*** Opening Source data ***

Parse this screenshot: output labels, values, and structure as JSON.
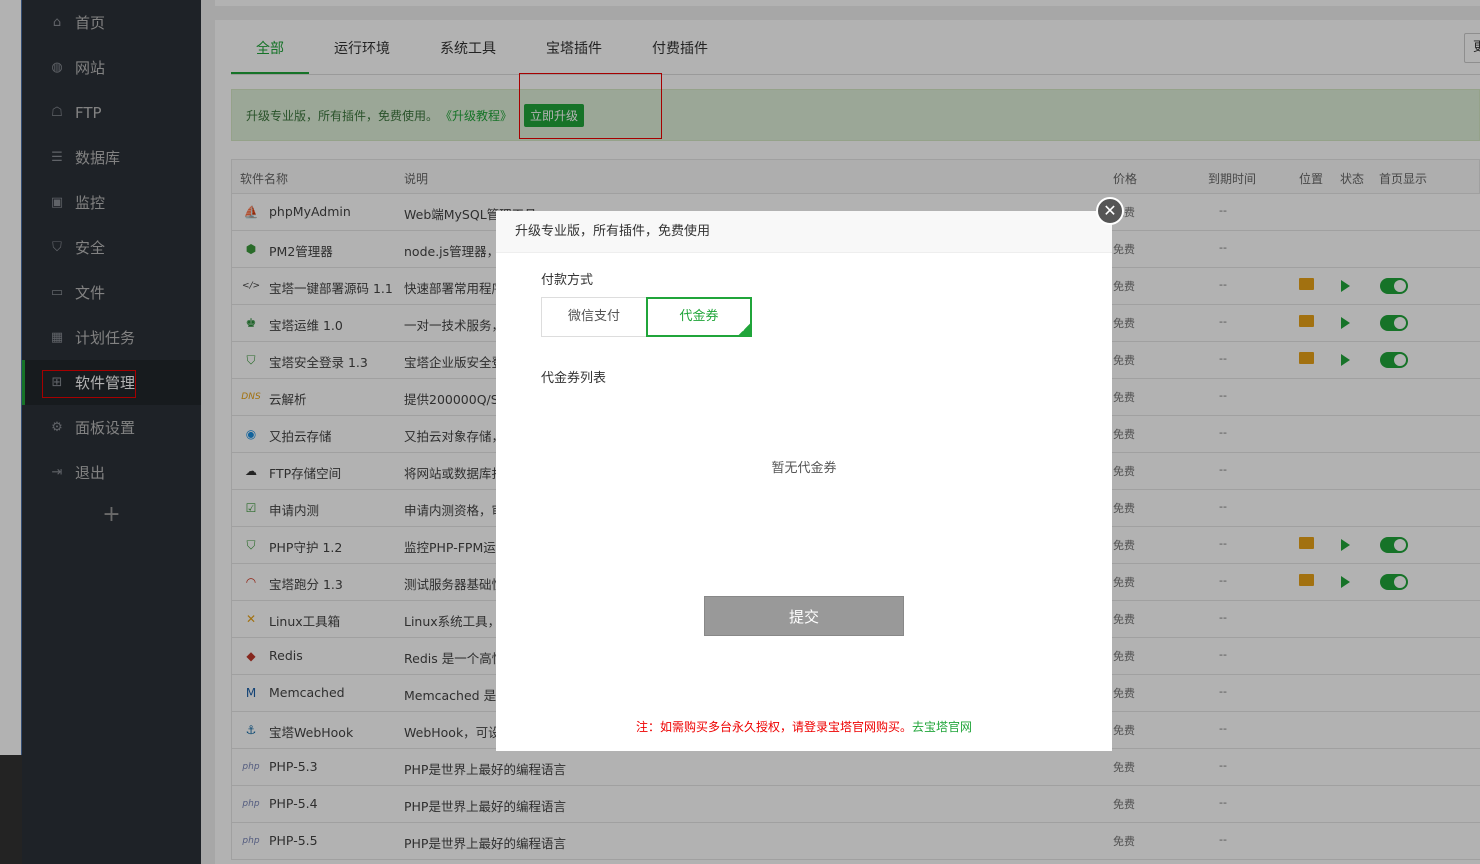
{
  "sidebar": {
    "items": [
      {
        "label": "首页",
        "icon": "home-icon",
        "glyph": "⌂"
      },
      {
        "label": "网站",
        "icon": "globe-icon",
        "glyph": "◍"
      },
      {
        "label": "FTP",
        "icon": "ftp-icon",
        "glyph": "☖"
      },
      {
        "label": "数据库",
        "icon": "database-icon",
        "glyph": "☰"
      },
      {
        "label": "监控",
        "icon": "monitor-icon",
        "glyph": "▣"
      },
      {
        "label": "安全",
        "icon": "shield-icon",
        "glyph": "⛉"
      },
      {
        "label": "文件",
        "icon": "folder-icon",
        "glyph": "▭"
      },
      {
        "label": "计划任务",
        "icon": "calendar-icon",
        "glyph": "▦"
      },
      {
        "label": "软件管理",
        "icon": "apps-icon",
        "glyph": "⊞"
      },
      {
        "label": "面板设置",
        "icon": "gear-icon",
        "glyph": "⚙"
      },
      {
        "label": "退出",
        "icon": "logout-icon",
        "glyph": "⇥"
      }
    ],
    "active_index": 8,
    "add_label": "+"
  },
  "tabs": [
    "全部",
    "运行环境",
    "系统工具",
    "宝塔插件",
    "付费插件"
  ],
  "top_right_button": "更",
  "upgrade_bar": {
    "text": "升级专业版，所有插件，免费使用。",
    "link": "《升级教程》",
    "button": "立即升级"
  },
  "table": {
    "headers": [
      "软件名称",
      "说明",
      "价格",
      "到期时间",
      "位置",
      "状态",
      "首页显示"
    ],
    "rows": [
      {
        "icon": "sailboat-icon",
        "glyph": "⛵",
        "color": "#d4861c",
        "name": "phpMyAdmin",
        "desc": "Web端MySQL管理工具",
        "price": "免费",
        "expiry": "--",
        "actions": false
      },
      {
        "icon": "pm2-icon",
        "glyph": "⬢",
        "color": "#3c9a3c",
        "name": "PM2管理器",
        "desc": "node.js管理器，",
        "price": "免费",
        "expiry": "--",
        "actions": false
      },
      {
        "icon": "code-icon",
        "glyph": "</>",
        "color": "#444",
        "name": "宝塔一键部署源码 1.1",
        "desc": "快速部署常用程序",
        "price": "免费",
        "expiry": "--",
        "actions": true
      },
      {
        "icon": "ops-icon",
        "glyph": "♚",
        "color": "#2c8f3c",
        "name": "宝塔运维 1.0",
        "desc": "一对一技术服务，",
        "price": "免费",
        "expiry": "--",
        "actions": true
      },
      {
        "icon": "lock-shield-icon",
        "glyph": "⛉",
        "color": "#3c9a3c",
        "name": "宝塔安全登录 1.3",
        "desc": "宝塔企业版安全登",
        "price": "免费",
        "expiry": "--",
        "actions": true
      },
      {
        "icon": "dns-icon",
        "glyph": "DNS",
        "color": "#e8a317",
        "name": "云解析",
        "desc": "提供200000Q/S",
        "price": "免费",
        "expiry": "--",
        "actions": false
      },
      {
        "icon": "upyun-icon",
        "glyph": "◉",
        "color": "#1a8fe0",
        "name": "又拍云存储",
        "desc": "又拍云对象存储，",
        "price": "免费",
        "expiry": "--",
        "actions": false
      },
      {
        "icon": "cloud-ftp-icon",
        "glyph": "☁",
        "color": "#333",
        "name": "FTP存储空间",
        "desc": "将网站或数据库打",
        "price": "免费",
        "expiry": "--",
        "actions": false
      },
      {
        "icon": "checklist-icon",
        "glyph": "☑",
        "color": "#3c9a3c",
        "name": "申请内测",
        "desc": "申请内测资格，审",
        "price": "免费",
        "expiry": "--",
        "actions": false
      },
      {
        "icon": "php-shield-icon",
        "glyph": "⛉",
        "color": "#3c9a3c",
        "name": "PHP守护 1.2",
        "desc": "监控PHP-FPM运",
        "price": "免费",
        "expiry": "--",
        "actions": true
      },
      {
        "icon": "speedometer-icon",
        "glyph": "◠",
        "color": "#d0321c",
        "name": "宝塔跑分 1.3",
        "desc": "测试服务器基础性",
        "price": "免费",
        "expiry": "--",
        "actions": true
      },
      {
        "icon": "tools-icon",
        "glyph": "✕",
        "color": "#e8a317",
        "name": "Linux工具箱",
        "desc": "Linux系统工具，",
        "price": "免费",
        "expiry": "--",
        "actions": false
      },
      {
        "icon": "redis-icon",
        "glyph": "◆",
        "color": "#c0392b",
        "name": "Redis",
        "desc": "Redis 是一个高性",
        "price": "免费",
        "expiry": "--",
        "actions": false
      },
      {
        "icon": "memcached-icon",
        "glyph": "M",
        "color": "#1a5fa8",
        "name": "Memcached",
        "desc": "Memcached 是一",
        "price": "免费",
        "expiry": "--",
        "actions": false
      },
      {
        "icon": "anchor-icon",
        "glyph": "⚓",
        "color": "#1a6fa8",
        "name": "宝塔WebHook",
        "desc": "WebHook，可设",
        "price": "免费",
        "expiry": "--",
        "actions": false
      },
      {
        "icon": "php-icon",
        "glyph": "php",
        "color": "#7a86b8",
        "name": "PHP-5.3",
        "desc": "PHP是世界上最好的编程语言",
        "price": "免费",
        "expiry": "--",
        "actions": false
      },
      {
        "icon": "php-icon",
        "glyph": "php",
        "color": "#7a86b8",
        "name": "PHP-5.4",
        "desc": "PHP是世界上最好的编程语言",
        "price": "免费",
        "expiry": "--",
        "actions": false
      },
      {
        "icon": "php-icon",
        "glyph": "php",
        "color": "#7a86b8",
        "name": "PHP-5.5",
        "desc": "PHP是世界上最好的编程语言",
        "price": "免费",
        "expiry": "--",
        "actions": false
      }
    ]
  },
  "modal": {
    "title": "升级专业版，所有插件，免费使用",
    "pay_method_label": "付款方式",
    "pay_options": [
      "微信支付",
      "代金券"
    ],
    "selected_pay": "代金券",
    "voucher_list_label": "代金券列表",
    "empty_text": "暂无代金券",
    "submit_label": "提交",
    "note_text": "注：如需购买多台永久授权，请登录宝塔官网购买。",
    "note_link": "去宝塔官网",
    "close_glyph": "✕"
  },
  "colors": {
    "accent": "#20a53a",
    "sidebar_bg": "#2c3138",
    "warning": "#e00000"
  }
}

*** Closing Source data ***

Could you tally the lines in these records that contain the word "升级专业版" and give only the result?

2